NIGHTWATCH: Ukraine-Crimea Update

06 Russia, 08 Wild Cards

Russia-US: The Russian president’s website posted the following summary of talks between the Russian and US presidents.

“Text of report in English by Russian presidential website on 6 March”

“A telephone conversation has taken place between Vladimir Putin and the President of the United States of America, Barack Obama, on the initiative of the American side.”

“It was proposed to discuss a critical situation developed in Ukraine. During the discussion the differences in approaches and assessments of the causes of today’s crisis and the current state of affairs [in Ukraine] were brought to light.”

“Vladimir Putin, in particular, noted that the current Ukrainian authorities, which came to power as a result of an anti-constitutional coup and which do not have a nationwide mandate, have been forcing their absolutely illegitimate decisions on eastern and southeastern regions and Crimea. Russia cannot ignore appeals for help addressed to it in this connection and is acting adequately and in full conformity with international law.”

“The Russian president stressed a paramount importance of Russian-US relations in ensuring stability and security in the world. These relations should not be sacrificed to differences about certain international problems even if they are quite significant.”

“The heads of the two states agreed that the heads of the foreign offices, Sergey Lavrov and John Kerry, will remain in intensive contact.”

Comment: Putin succinctly restated the Russian position which has not changed since 22 February.

The fourth paragraph is condescending in that it minimizes the Ukraine crisis as a difference of opinion and presumes equal stature with the US in handling larger international issues. It comes close to asking why the US is so upset and to lecturing the US president on the issues about which he really should be concerned. Putin is way out of his league.

Crimea: Military. The Russian navy sank the mothballed Ochakov, an anti-submarine ship belonging to the Black Sea Fleet, at the entrance to Lake Donuzlav overnight 5 March, according to the Ukrainian Defense Ministry.

Comment: This action blocks the channel. It denies the Kyiv regime use of its ships and frees up Russian ships that had blockaded the port. News service reports said Russia had been using 10 ships to block the port, including the guided missile cruiser Moskva.

Crimea: Political. Crimea’s lawmakers on Thursday unanimously voted to ask to be a part of Russia and set 16 March as the date for a popular referendum on secession.

The Crimean members of the regional parliament asked Russian President Vladimir Putin the allow them to “enter into the Russian Federation with the rights of a subject of the Russian Federation.”

The referendum will contain two questions: whether Crimea should join Russia or whether it should remain part of Ukraine.

The city council of Sevastopol also voted in an emergency session to join Russia as a subject of the Russian Federation. Sevastopol is governed directly from Kyiv as a national city.

Comment: The referendum will not contain an obvious third choice – to become independent.
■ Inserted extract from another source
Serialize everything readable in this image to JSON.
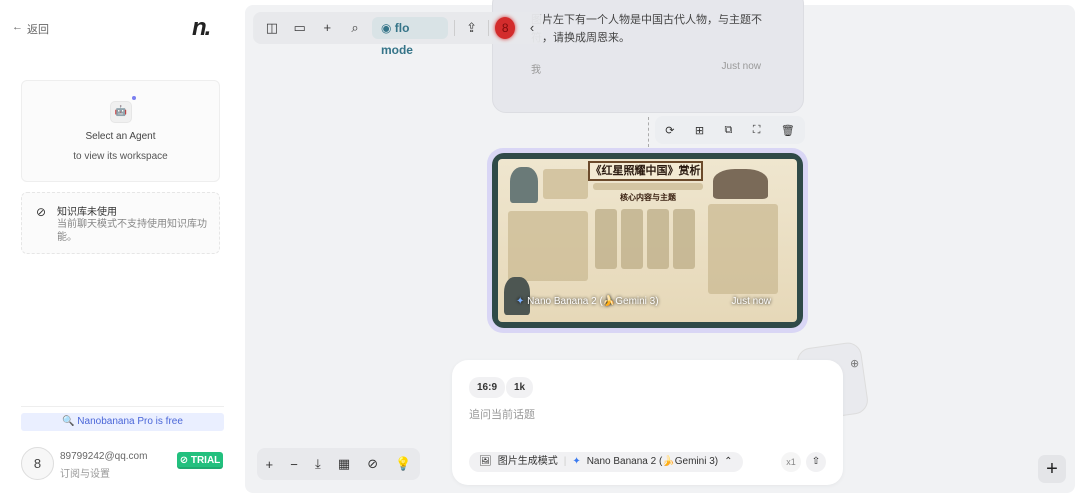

One commentator suggested the reason for the omission is that most Crimeans would probably vote for independence.

Ukrainian reaction:: Ukrainian prime minister Yatsenyuk called the Crimean parliament’s act “illegitimate.”

The Ukrainian Security Service (SBU) press service reported that the SBU is charging Vladimir Konstantinov, chairman of the Autonomous Republic of Crimea Supreme Council; and Sergey Aksenov, “self-proclaimed” head of the republic Council of Ministers, with committing actions aimed at violently changing or overthrowing the constitutional order or at seizing state power. These crimes come under Articles 27 and 109 of the Ukrainian Criminal Code, according to the press release.
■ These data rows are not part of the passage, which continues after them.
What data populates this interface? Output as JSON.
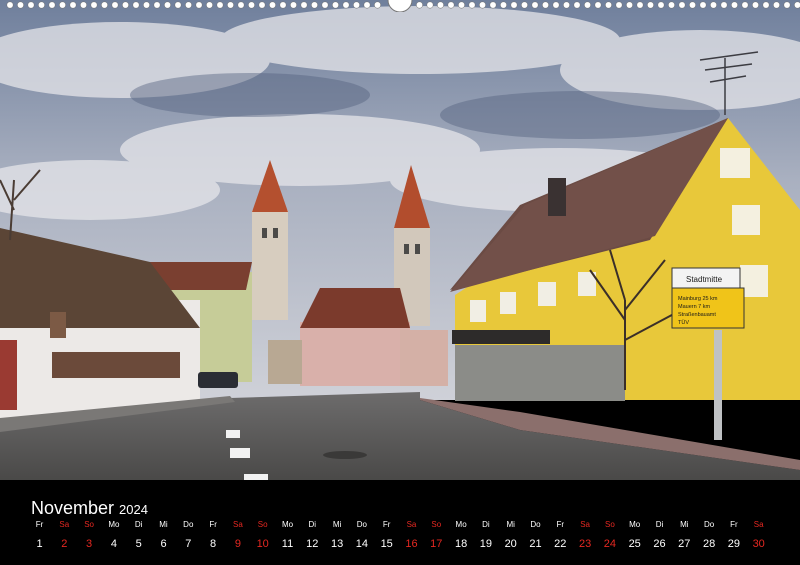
{
  "calendar": {
    "month": "November",
    "year": "2024",
    "weekend_color": "#e52821",
    "days": [
      {
        "wd": "Fr",
        "n": "1",
        "we": false
      },
      {
        "wd": "Sa",
        "n": "2",
        "we": true
      },
      {
        "wd": "So",
        "n": "3",
        "we": true
      },
      {
        "wd": "Mo",
        "n": "4",
        "we": false
      },
      {
        "wd": "Di",
        "n": "5",
        "we": false
      },
      {
        "wd": "Mi",
        "n": "6",
        "we": false
      },
      {
        "wd": "Do",
        "n": "7",
        "we": false
      },
      {
        "wd": "Fr",
        "n": "8",
        "we": false
      },
      {
        "wd": "Sa",
        "n": "9",
        "we": true
      },
      {
        "wd": "So",
        "n": "10",
        "we": true
      },
      {
        "wd": "Mo",
        "n": "11",
        "we": false
      },
      {
        "wd": "Di",
        "n": "12",
        "we": false
      },
      {
        "wd": "Mi",
        "n": "13",
        "we": false
      },
      {
        "wd": "Do",
        "n": "14",
        "we": false
      },
      {
        "wd": "Fr",
        "n": "15",
        "we": false
      },
      {
        "wd": "Sa",
        "n": "16",
        "we": true
      },
      {
        "wd": "So",
        "n": "17",
        "we": true
      },
      {
        "wd": "Mo",
        "n": "18",
        "we": false
      },
      {
        "wd": "Di",
        "n": "19",
        "we": false
      },
      {
        "wd": "Mi",
        "n": "20",
        "we": false
      },
      {
        "wd": "Do",
        "n": "21",
        "we": false
      },
      {
        "wd": "Fr",
        "n": "22",
        "we": false
      },
      {
        "wd": "Sa",
        "n": "23",
        "we": true
      },
      {
        "wd": "So",
        "n": "24",
        "we": true
      },
      {
        "wd": "Mo",
        "n": "25",
        "we": false
      },
      {
        "wd": "Di",
        "n": "26",
        "we": false
      },
      {
        "wd": "Mi",
        "n": "27",
        "we": false
      },
      {
        "wd": "Do",
        "n": "28",
        "we": false
      },
      {
        "wd": "Fr",
        "n": "29",
        "we": false
      },
      {
        "wd": "Sa",
        "n": "30",
        "we": true
      }
    ]
  },
  "photo": {
    "signs": {
      "stadtmitte": "Stadtmitte",
      "route_1": "Mainburg 25 km",
      "route_2": "Mauern 7 km",
      "route_3": "Straßenbauamt",
      "route_4": "TÜV"
    }
  }
}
Comment: Both sides continue to take actions that are difficult to reverse and which make the crisis more difficult to settle peaceably.

Phi Beta Iota: We strongly disagree with the comment above that Russia is “out of its league” in relation to the US Government’s ham-fisted and ignorant approach to this entire matter.

See Also:

09 Russia. Russia Experts See Thinning Ranks’ Effect on U.S. Policy

Among those experts, there is a belief that a dearth of talent in the field and ineffectual management from the White House have combined to create an unsophisticated and cartoonish view of a former superpower, and potential threat, that refuses to be relegated to the ash heap of history.

Ukraine @ Phi Beta Iota